Task data:
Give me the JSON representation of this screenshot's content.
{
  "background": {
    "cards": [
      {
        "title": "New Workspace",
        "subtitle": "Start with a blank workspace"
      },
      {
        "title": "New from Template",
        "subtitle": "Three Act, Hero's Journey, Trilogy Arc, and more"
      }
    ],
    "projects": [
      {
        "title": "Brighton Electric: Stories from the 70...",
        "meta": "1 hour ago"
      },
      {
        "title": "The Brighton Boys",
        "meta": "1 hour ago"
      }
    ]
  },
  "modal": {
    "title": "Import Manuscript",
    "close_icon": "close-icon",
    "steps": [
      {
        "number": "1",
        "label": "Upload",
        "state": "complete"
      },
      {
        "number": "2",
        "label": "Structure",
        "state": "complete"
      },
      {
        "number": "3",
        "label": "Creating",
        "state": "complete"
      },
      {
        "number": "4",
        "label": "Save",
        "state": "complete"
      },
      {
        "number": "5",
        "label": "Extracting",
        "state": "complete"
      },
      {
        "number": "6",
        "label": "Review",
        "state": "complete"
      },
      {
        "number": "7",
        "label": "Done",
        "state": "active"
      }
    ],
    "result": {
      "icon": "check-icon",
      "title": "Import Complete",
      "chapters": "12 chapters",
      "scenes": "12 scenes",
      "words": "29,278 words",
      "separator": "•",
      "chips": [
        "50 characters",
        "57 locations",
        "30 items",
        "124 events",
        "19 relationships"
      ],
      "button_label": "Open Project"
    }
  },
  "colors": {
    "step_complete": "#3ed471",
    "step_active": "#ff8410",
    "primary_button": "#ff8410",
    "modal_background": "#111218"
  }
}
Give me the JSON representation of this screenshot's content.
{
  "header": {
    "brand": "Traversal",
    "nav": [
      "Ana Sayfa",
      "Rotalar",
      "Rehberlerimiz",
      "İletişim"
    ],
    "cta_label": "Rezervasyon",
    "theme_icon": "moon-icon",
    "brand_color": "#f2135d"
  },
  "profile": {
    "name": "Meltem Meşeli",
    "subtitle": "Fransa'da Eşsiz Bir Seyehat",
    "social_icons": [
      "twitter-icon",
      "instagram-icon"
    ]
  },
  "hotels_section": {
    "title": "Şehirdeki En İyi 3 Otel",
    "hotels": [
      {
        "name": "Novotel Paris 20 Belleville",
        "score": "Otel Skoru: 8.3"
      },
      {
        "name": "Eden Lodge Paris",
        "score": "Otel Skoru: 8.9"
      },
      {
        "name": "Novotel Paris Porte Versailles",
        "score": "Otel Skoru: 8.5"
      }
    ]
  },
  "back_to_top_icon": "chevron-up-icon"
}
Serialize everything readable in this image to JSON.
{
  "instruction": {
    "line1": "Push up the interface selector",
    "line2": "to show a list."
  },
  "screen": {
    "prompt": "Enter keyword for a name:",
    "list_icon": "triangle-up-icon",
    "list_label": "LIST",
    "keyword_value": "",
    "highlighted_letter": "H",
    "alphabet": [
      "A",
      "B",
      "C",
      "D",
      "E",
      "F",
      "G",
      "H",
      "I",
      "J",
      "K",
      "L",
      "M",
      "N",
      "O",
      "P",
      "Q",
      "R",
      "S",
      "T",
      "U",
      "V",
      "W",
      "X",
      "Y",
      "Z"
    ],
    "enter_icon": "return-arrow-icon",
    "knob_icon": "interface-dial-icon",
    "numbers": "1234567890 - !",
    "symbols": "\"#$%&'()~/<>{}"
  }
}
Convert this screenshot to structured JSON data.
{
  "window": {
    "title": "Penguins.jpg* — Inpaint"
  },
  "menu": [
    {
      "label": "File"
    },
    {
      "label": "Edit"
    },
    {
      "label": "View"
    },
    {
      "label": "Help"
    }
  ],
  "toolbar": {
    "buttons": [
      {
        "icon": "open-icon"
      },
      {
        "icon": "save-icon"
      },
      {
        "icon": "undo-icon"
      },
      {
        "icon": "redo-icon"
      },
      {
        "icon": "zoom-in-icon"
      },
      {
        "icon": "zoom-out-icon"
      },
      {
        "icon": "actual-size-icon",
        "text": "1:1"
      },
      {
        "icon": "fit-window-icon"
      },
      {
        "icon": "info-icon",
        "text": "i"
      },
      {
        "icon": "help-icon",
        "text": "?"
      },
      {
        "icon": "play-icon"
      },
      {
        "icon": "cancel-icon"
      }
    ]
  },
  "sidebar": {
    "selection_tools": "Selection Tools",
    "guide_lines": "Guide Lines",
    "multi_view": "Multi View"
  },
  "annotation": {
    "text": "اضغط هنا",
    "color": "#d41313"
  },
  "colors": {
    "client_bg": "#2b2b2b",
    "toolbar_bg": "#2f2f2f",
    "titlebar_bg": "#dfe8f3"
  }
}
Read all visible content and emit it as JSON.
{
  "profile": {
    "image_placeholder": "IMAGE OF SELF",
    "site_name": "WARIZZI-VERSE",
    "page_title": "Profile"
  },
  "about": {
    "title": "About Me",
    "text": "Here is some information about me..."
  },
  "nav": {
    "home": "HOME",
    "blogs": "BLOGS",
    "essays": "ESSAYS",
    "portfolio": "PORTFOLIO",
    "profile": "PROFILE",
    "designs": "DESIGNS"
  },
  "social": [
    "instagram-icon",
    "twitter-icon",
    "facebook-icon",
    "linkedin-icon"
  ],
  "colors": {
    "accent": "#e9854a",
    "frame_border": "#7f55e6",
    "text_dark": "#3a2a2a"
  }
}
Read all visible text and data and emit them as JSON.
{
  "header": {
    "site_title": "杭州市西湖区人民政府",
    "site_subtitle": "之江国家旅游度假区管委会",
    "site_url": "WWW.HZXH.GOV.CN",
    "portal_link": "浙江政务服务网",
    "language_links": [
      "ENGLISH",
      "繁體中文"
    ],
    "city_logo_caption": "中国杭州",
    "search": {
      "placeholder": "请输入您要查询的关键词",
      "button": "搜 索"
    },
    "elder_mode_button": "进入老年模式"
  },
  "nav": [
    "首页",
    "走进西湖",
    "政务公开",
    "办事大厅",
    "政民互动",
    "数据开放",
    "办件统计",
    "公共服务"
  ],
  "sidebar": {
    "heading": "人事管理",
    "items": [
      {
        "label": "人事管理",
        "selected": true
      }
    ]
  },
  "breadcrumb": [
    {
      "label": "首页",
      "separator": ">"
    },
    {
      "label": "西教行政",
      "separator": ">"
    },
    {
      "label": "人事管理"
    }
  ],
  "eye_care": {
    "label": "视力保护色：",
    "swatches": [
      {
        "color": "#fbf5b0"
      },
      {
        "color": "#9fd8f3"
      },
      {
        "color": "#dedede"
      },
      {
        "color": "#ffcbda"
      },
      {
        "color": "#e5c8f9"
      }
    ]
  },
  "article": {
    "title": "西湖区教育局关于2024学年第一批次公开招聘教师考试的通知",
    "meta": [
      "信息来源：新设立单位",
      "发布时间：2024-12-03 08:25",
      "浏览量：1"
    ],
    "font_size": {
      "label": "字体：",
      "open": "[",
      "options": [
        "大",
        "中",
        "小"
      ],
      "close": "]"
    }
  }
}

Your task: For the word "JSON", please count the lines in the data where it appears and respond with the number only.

Your solution: 6